All records are to be restated word for word, with pictures excluded.

◆ **SUPPLIED INFORMATION**:

• • • • • • •

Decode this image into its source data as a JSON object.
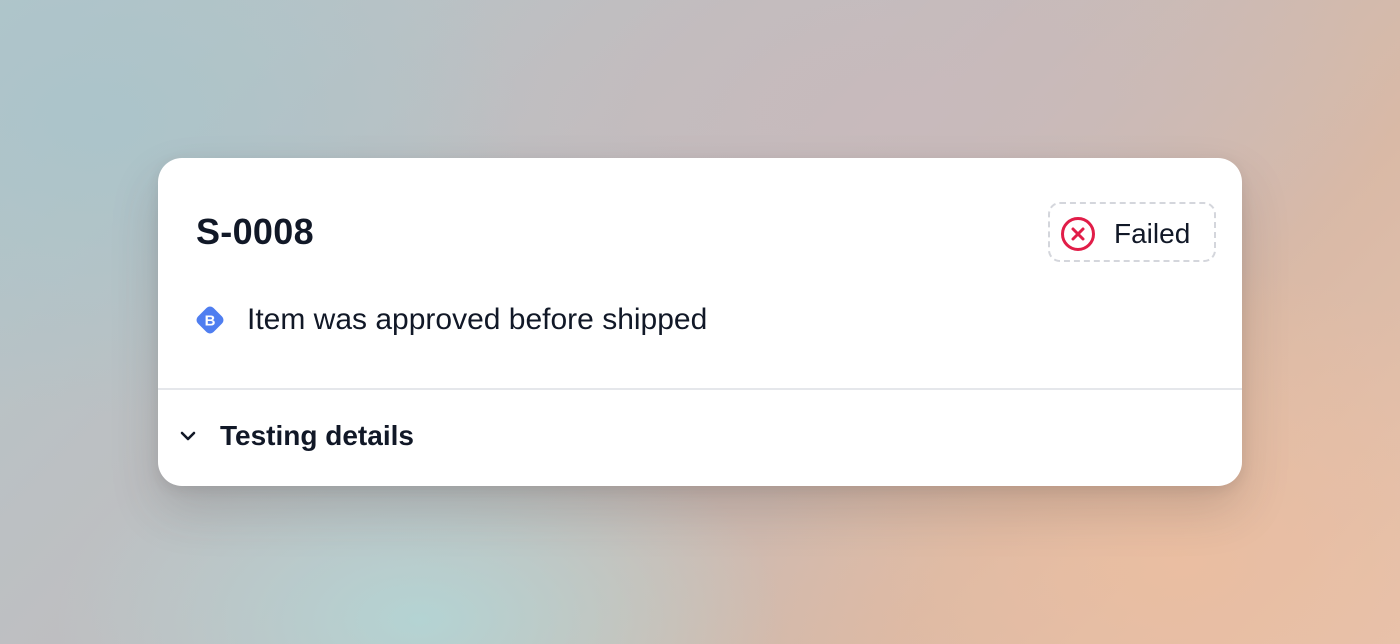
{
  "card": {
    "id_label": "S-0008",
    "status": {
      "label": "Failed",
      "icon": "x-circle-icon",
      "color": "#e11d48"
    },
    "rule": {
      "badge_letter": "B",
      "badge_icon": "diamond-badge-icon",
      "badge_color": "#4f7ef0",
      "text": "Item was approved before shipped"
    },
    "details": {
      "label": "Testing details",
      "icon": "chevron-down-icon"
    }
  }
}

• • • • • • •

◆ **WRITTEN RESPONSE**:
Decode this image into its source data as a JSON object.
{
  "card": {
    "id_label": "S-0008",
    "status": {
      "label": "Failed",
      "icon": "x-circle-icon",
      "color": "#e11d48"
    },
    "rule": {
      "badge_letter": "B",
      "badge_icon": "diamond-badge-icon",
      "badge_color": "#4f7ef0",
      "text": "Item was approved before shipped"
    },
    "details": {
      "label": "Testing details",
      "icon": "chevron-down-icon"
    }
  }
}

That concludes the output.